London seems to be more popular than ever despite the current Brexit uncertainty, with 2018 bringing in more travel connections to the capital. Just recently, media outlets all over the world were reporting the first direct flight connecting Australia and Europe via a 17-hour Perth-London route provided by Qantas Airways Ltd. Earlier this year, Eurostar also announced a London to Amsterdam train route which has led to questions on passport controls between the UK and the Netherlands and how freely citizens of both countries can move from one location to the other.
Although the United Kingdom has triggered Article 50, negotiations are still underway to strike a deal between the UK and the EU. In the meantime, the UK has not yet withdrawn EU membership status and this means that UK citizens maintain their EU citizenship status and rights granted under Article 9 of the Treaty of the European Union (TEU) and Article 20 of the Treaty of the Functioning of the European Union (TFEU) – including the freedom of movement.
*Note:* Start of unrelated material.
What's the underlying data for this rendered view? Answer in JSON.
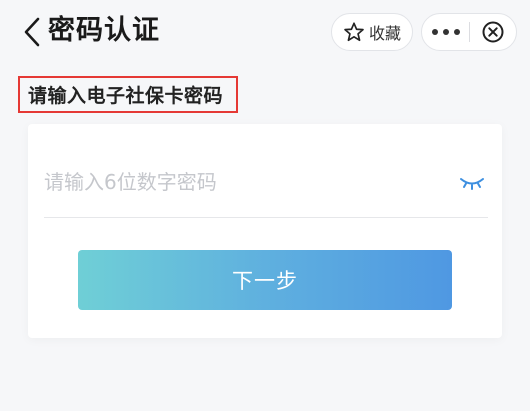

In the midst of all this, the Rechtbank Amsterdam (« the Amsterdam Courts ») posed two questions to the European Court of Justice (ECJ) on 7 February 2018, which can be found translated below:
- Does the withdrawal of the United Kingdom from the EU automatically lead to the loss of EU citizenship of [United Kingdom] nationals and thus to the elimination of rights and freedoms deriving from EU citizenship, if and in so far as the negotiations between the European Council and the United Kingdom are not otherwise agreed?; and
- If the answer to the first question is in the negative, should conditions or restrictions be imposed on the maintenance of the rights and freedoms to be derived from EU citizenship?
At first glance it would make logical sense that the withdrawal of an EU Member State of nationality would lead to automatic loss of EU citizenship, since Article 9 and Article 20 expressly state that the condition for acquisition of EU citizenship is being a national of a Member State. However, academics argue that the same articles only detail conditions for acquisition of citizenship, and not the loss/retention of such status.
The ECJ will have to make a tough decision, and even if its judgment errs towards loss of citizenship, the second question posed by the Amsterdam Courts still means that the ECJ will have to rethink the fundamental meaning of EU citizenship.